Page and application data records:
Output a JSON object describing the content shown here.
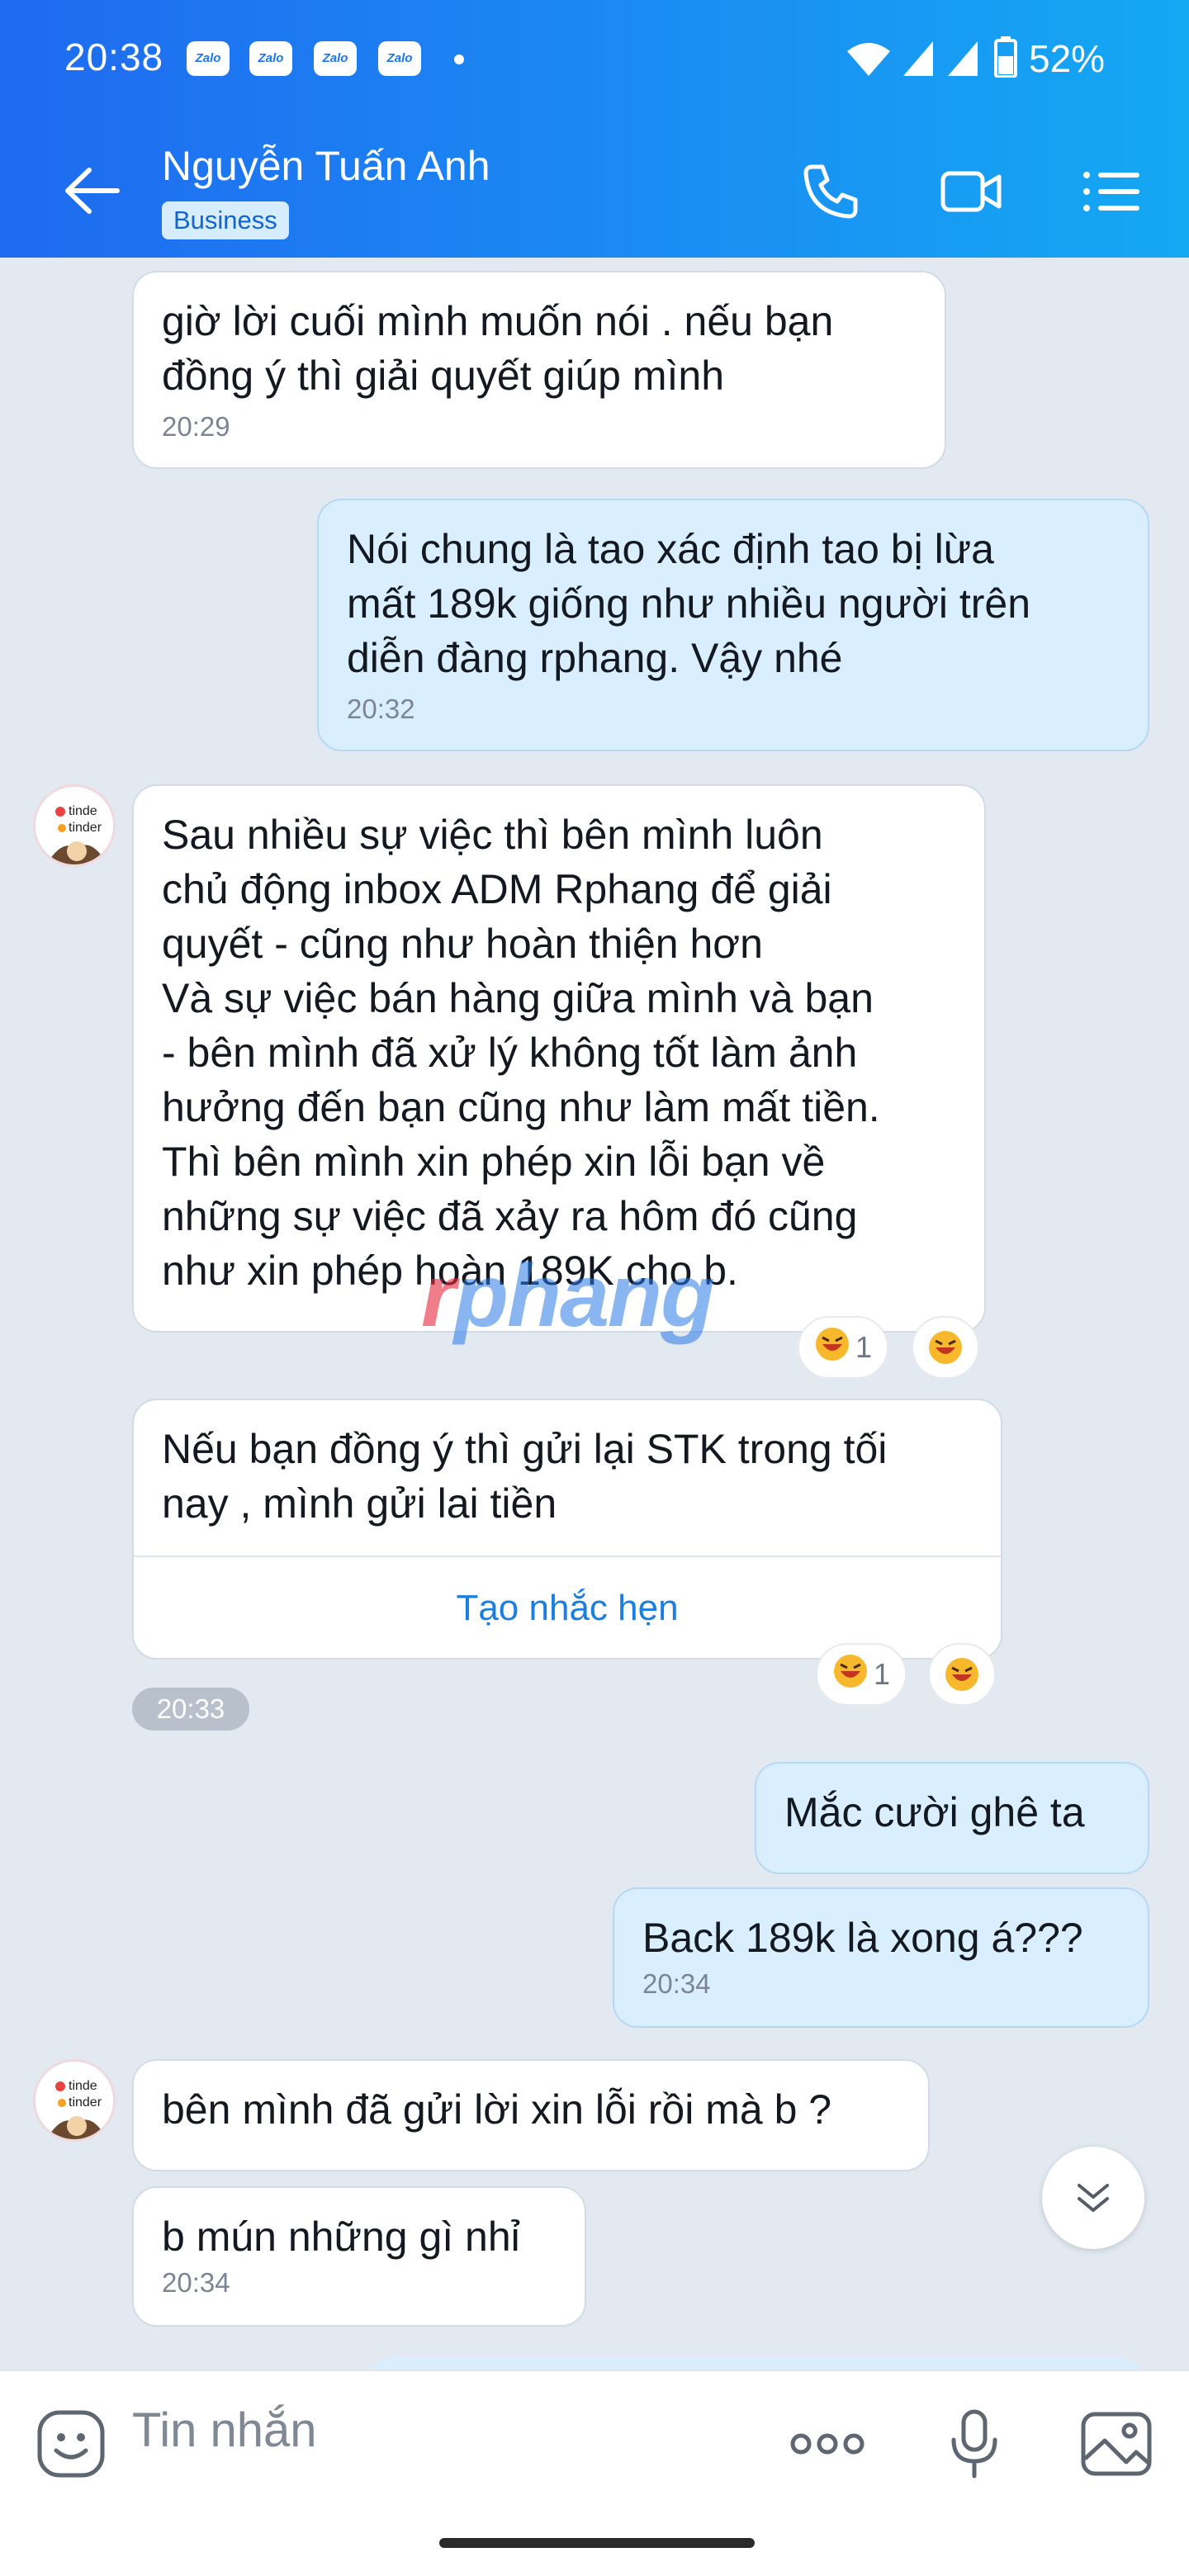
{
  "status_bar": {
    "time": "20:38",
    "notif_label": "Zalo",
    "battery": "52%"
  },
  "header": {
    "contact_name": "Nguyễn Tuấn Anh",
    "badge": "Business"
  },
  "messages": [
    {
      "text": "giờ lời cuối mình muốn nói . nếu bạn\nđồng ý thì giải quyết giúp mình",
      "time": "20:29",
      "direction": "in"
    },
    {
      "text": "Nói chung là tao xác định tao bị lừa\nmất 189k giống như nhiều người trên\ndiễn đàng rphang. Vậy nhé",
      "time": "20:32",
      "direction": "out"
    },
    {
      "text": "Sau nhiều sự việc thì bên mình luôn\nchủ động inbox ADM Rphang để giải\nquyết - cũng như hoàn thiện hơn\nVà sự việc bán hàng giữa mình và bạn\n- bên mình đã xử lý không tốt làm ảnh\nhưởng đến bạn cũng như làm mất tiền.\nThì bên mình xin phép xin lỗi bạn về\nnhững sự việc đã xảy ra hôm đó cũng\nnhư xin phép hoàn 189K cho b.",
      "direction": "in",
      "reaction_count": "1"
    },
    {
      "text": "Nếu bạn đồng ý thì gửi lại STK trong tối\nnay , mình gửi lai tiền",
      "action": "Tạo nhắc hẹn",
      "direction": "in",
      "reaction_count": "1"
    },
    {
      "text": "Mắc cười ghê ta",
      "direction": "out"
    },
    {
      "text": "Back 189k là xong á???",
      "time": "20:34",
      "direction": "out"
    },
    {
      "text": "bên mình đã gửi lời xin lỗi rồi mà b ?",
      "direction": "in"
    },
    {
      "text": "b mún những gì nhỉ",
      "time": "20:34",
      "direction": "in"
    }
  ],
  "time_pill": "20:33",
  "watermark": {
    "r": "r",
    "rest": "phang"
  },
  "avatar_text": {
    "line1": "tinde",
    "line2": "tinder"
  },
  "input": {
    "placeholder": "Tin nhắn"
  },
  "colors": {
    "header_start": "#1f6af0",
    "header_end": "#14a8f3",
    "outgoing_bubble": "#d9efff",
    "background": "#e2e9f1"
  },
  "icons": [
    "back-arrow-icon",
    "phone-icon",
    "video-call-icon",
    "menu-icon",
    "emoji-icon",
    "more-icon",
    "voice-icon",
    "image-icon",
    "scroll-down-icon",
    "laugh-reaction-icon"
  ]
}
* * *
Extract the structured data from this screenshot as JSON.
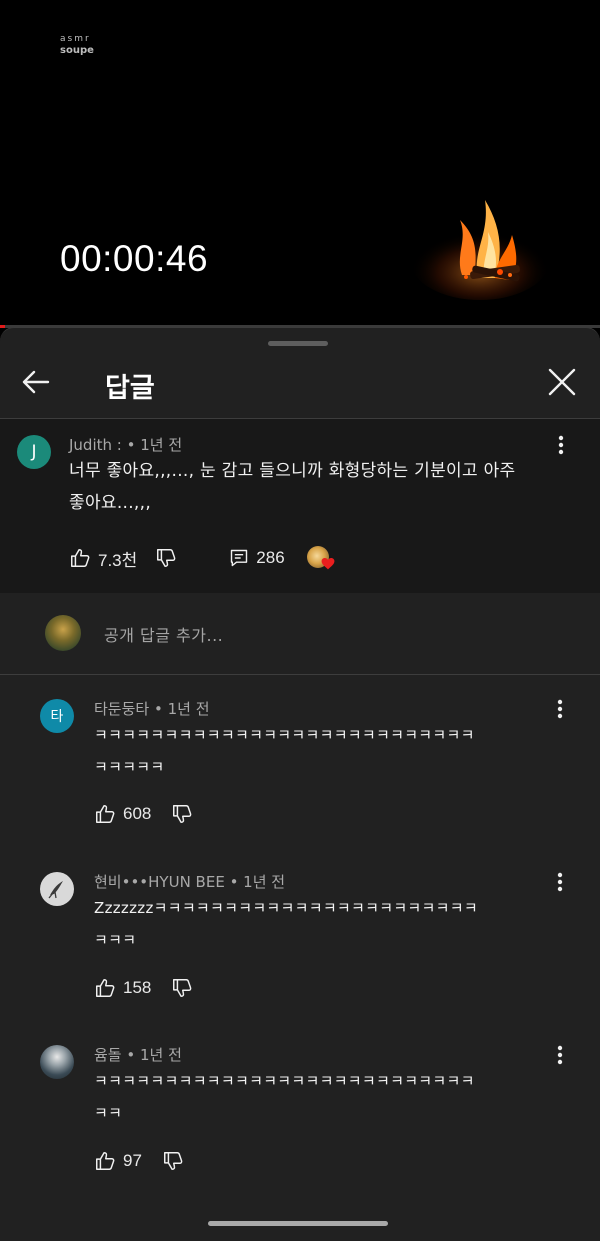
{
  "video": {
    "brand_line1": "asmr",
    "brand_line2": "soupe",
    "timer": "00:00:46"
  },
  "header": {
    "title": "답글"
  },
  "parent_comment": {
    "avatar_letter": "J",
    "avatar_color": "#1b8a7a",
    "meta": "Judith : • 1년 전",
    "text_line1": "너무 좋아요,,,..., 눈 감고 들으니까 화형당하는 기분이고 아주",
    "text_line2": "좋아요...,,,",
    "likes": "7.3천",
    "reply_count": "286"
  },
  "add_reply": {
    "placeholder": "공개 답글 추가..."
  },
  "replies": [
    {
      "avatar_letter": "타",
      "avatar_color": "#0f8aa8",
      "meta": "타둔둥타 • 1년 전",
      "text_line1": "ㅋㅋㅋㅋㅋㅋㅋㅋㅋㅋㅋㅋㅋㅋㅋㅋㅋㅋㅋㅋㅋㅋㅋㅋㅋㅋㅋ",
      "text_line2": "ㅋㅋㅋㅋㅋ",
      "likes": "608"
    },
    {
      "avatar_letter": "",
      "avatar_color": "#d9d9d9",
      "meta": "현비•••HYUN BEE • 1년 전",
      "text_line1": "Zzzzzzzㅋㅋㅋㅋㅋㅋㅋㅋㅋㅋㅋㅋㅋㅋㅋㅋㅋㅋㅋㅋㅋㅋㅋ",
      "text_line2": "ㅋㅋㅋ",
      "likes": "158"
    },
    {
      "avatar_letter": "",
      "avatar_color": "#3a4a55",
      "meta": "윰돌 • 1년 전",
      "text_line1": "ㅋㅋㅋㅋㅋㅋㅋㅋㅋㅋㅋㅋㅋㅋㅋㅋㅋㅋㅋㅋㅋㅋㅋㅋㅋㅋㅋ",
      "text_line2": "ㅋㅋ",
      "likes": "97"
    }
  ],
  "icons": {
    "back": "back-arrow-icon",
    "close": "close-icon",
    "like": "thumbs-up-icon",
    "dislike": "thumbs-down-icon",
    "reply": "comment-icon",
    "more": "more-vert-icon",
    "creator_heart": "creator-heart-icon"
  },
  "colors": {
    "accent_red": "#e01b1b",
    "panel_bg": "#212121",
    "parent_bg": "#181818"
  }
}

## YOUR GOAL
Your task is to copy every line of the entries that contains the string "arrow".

## EXPECTED ANSWER
    "back-arrow-icon",
    "back": "back-arrow-icon",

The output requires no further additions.